**Task objective**
A verbatim copy of the listing is needed; pictures are to be left out.

**Material for this task**
- Opening Delimiter -
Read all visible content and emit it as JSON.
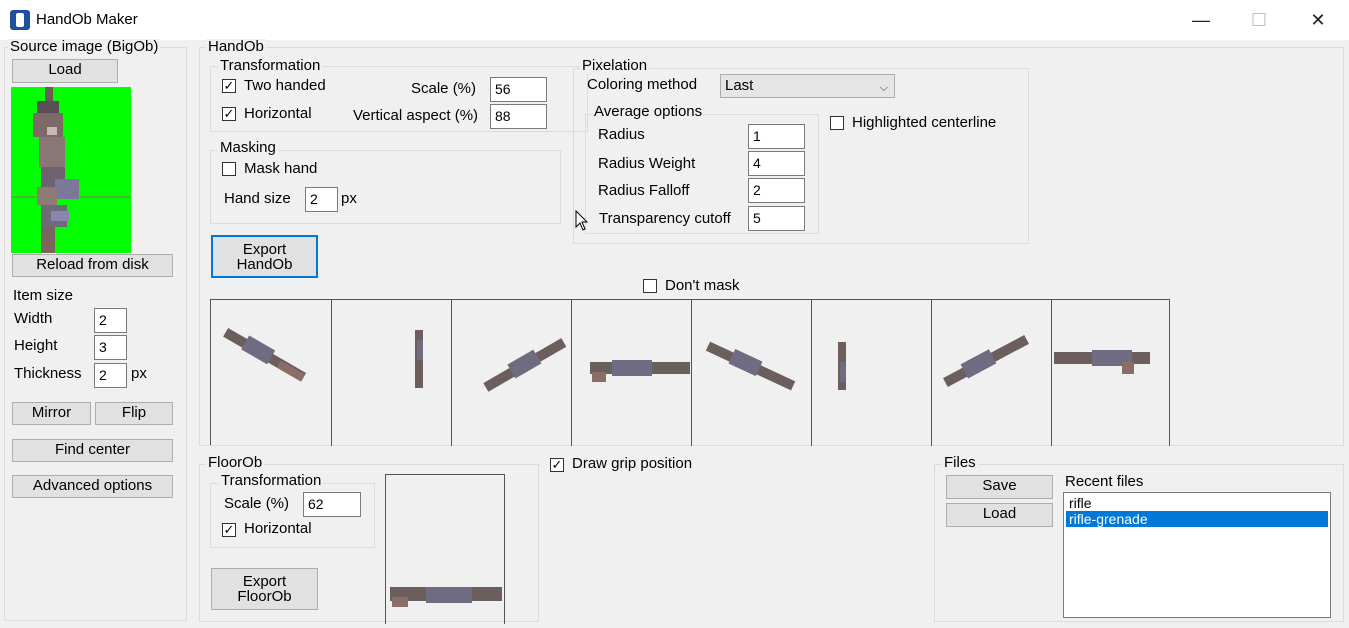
{
  "window": {
    "title": "HandOb Maker",
    "minimize": "—",
    "maximize": "☐",
    "close": "✕"
  },
  "source": {
    "group_label": "Source image (BigOb)",
    "load": "Load",
    "reload": "Reload from disk",
    "item_size": "Item size",
    "width_label": "Width",
    "width_value": "2",
    "height_label": "Height",
    "height_value": "3",
    "thickness_label": "Thickness",
    "thickness_value": "2",
    "thickness_unit": "px",
    "mirror": "Mirror",
    "flip": "Flip",
    "find_center": "Find center",
    "advanced": "Advanced options",
    "bg_color": "#00ff00"
  },
  "handob": {
    "group_label": "HandOb",
    "transformation": {
      "label": "Transformation",
      "two_handed": "Two handed",
      "two_handed_checked": true,
      "horizontal": "Horizontal",
      "horizontal_checked": true,
      "scale_label": "Scale (%)",
      "scale_value": "56",
      "vaspect_label": "Vertical aspect (%)",
      "vaspect_value": "88"
    },
    "masking": {
      "label": "Masking",
      "mask_hand": "Mask hand",
      "mask_hand_checked": false,
      "hand_size_label": "Hand size",
      "hand_size_value": "2",
      "hand_size_unit": "px"
    },
    "pixelation": {
      "label": "Pixelation",
      "coloring_label": "Coloring method",
      "coloring_value": "Last",
      "highlighted": "Highlighted centerline",
      "highlighted_checked": false,
      "average": {
        "label": "Average options",
        "radius_label": "Radius",
        "radius_value": "1",
        "rweight_label": "Radius Weight",
        "rweight_value": "4",
        "rfalloff_label": "Radius Falloff",
        "rfalloff_value": "2",
        "tcutoff_label": "Transparency cutoff",
        "tcutoff_value": "5"
      }
    },
    "export": "Export\nHandOb",
    "dont_mask": "Don't mask",
    "dont_mask_checked": false
  },
  "floorob": {
    "group_label": "FloorOb",
    "transformation_label": "Transformation",
    "scale_label": "Scale (%)",
    "scale_value": "62",
    "horizontal": "Horizontal",
    "horizontal_checked": true,
    "export": "Export\nFloorOb",
    "draw_grip": "Draw grip position",
    "draw_grip_checked": true
  },
  "files": {
    "group_label": "Files",
    "save": "Save",
    "load": "Load",
    "recent_label": "Recent files",
    "recent": [
      "rifle",
      "rifle-grenade"
    ],
    "selected_index": 1
  }
}
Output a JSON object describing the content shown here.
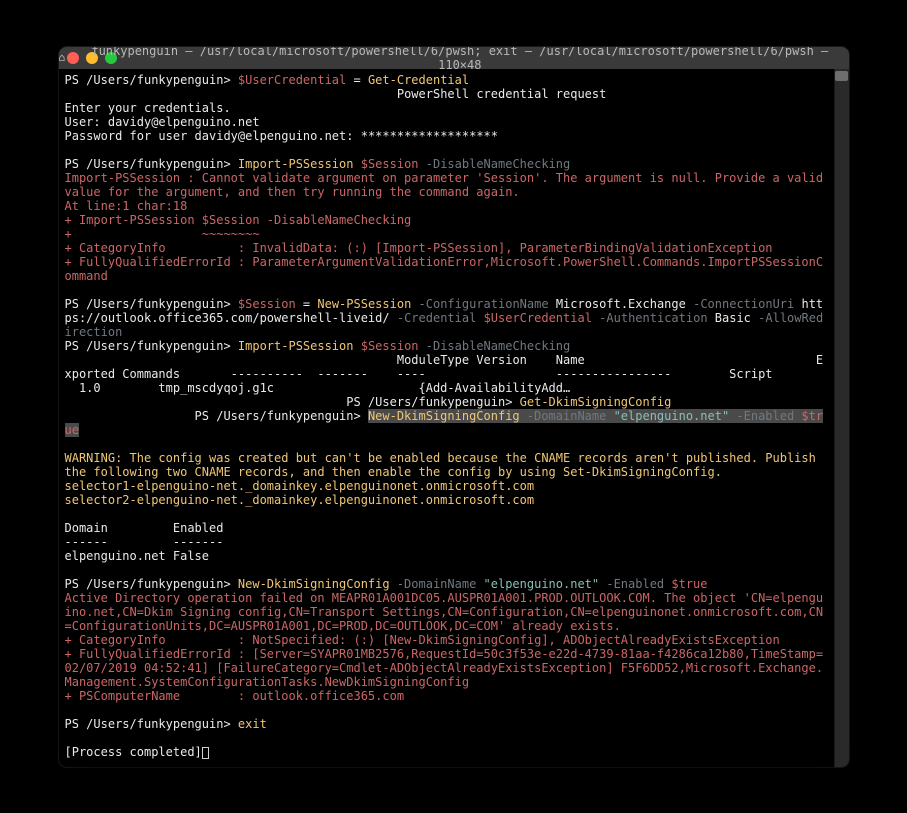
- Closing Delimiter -
**Answer to the problem**
Read all visible content and emit it as JSON.
{
  "window": {
    "title": "HandOb Maker",
    "minimize": "—",
    "maximize": "☐",
    "close": "✕"
  },
  "source": {
    "group_label": "Source image (BigOb)",
    "load": "Load",
    "reload": "Reload from disk",
    "item_size": "Item size",
    "width_label": "Width",
    "width_value": "2",
    "height_label": "Height",
    "height_value": "3",
    "thickness_label": "Thickness",
    "thickness_value": "2",
    "thickness_unit": "px",
    "mirror": "Mirror",
    "flip": "Flip",
    "find_center": "Find center",
    "advanced": "Advanced options",
    "bg_color": "#00ff00"
  },
  "handob": {
    "group_label": "HandOb",
    "transformation": {
      "label": "Transformation",
      "two_handed": "Two handed",
      "two_handed_checked": true,
      "horizontal": "Horizontal",
      "horizontal_checked": true,
      "scale_label": "Scale (%)",
      "scale_value": "56",
      "vaspect_label": "Vertical aspect (%)",
      "vaspect_value": "88"
    },
    "masking": {
      "label": "Masking",
      "mask_hand": "Mask hand",
      "mask_hand_checked": false,
      "hand_size_label": "Hand size",
      "hand_size_value": "2",
      "hand_size_unit": "px"
    },
    "pixelation": {
      "label": "Pixelation",
      "coloring_label": "Coloring method",
      "coloring_value": "Last",
      "highlighted": "Highlighted centerline",
      "highlighted_checked": false,
      "average": {
        "label": "Average options",
        "radius_label": "Radius",
        "radius_value": "1",
        "rweight_label": "Radius Weight",
        "rweight_value": "4",
        "rfalloff_label": "Radius Falloff",
        "rfalloff_value": "2",
        "tcutoff_label": "Transparency cutoff",
        "tcutoff_value": "5"
      }
    },
    "export": "Export\nHandOb",
    "dont_mask": "Don't mask",
    "dont_mask_checked": false
  },
  "floorob": {
    "group_label": "FloorOb",
    "transformation_label": "Transformation",
    "scale_label": "Scale (%)",
    "scale_value": "62",
    "horizontal": "Horizontal",
    "horizontal_checked": true,
    "export": "Export\nFloorOb",
    "draw_grip": "Draw grip position",
    "draw_grip_checked": true
  },
  "files": {
    "group_label": "Files",
    "save": "Save",
    "load": "Load",
    "recent_label": "Recent files",
    "recent": [
      "rifle",
      "rifle-grenade"
    ],
    "selected_index": 1
  }
}
Output a JSON object describing the content shown here.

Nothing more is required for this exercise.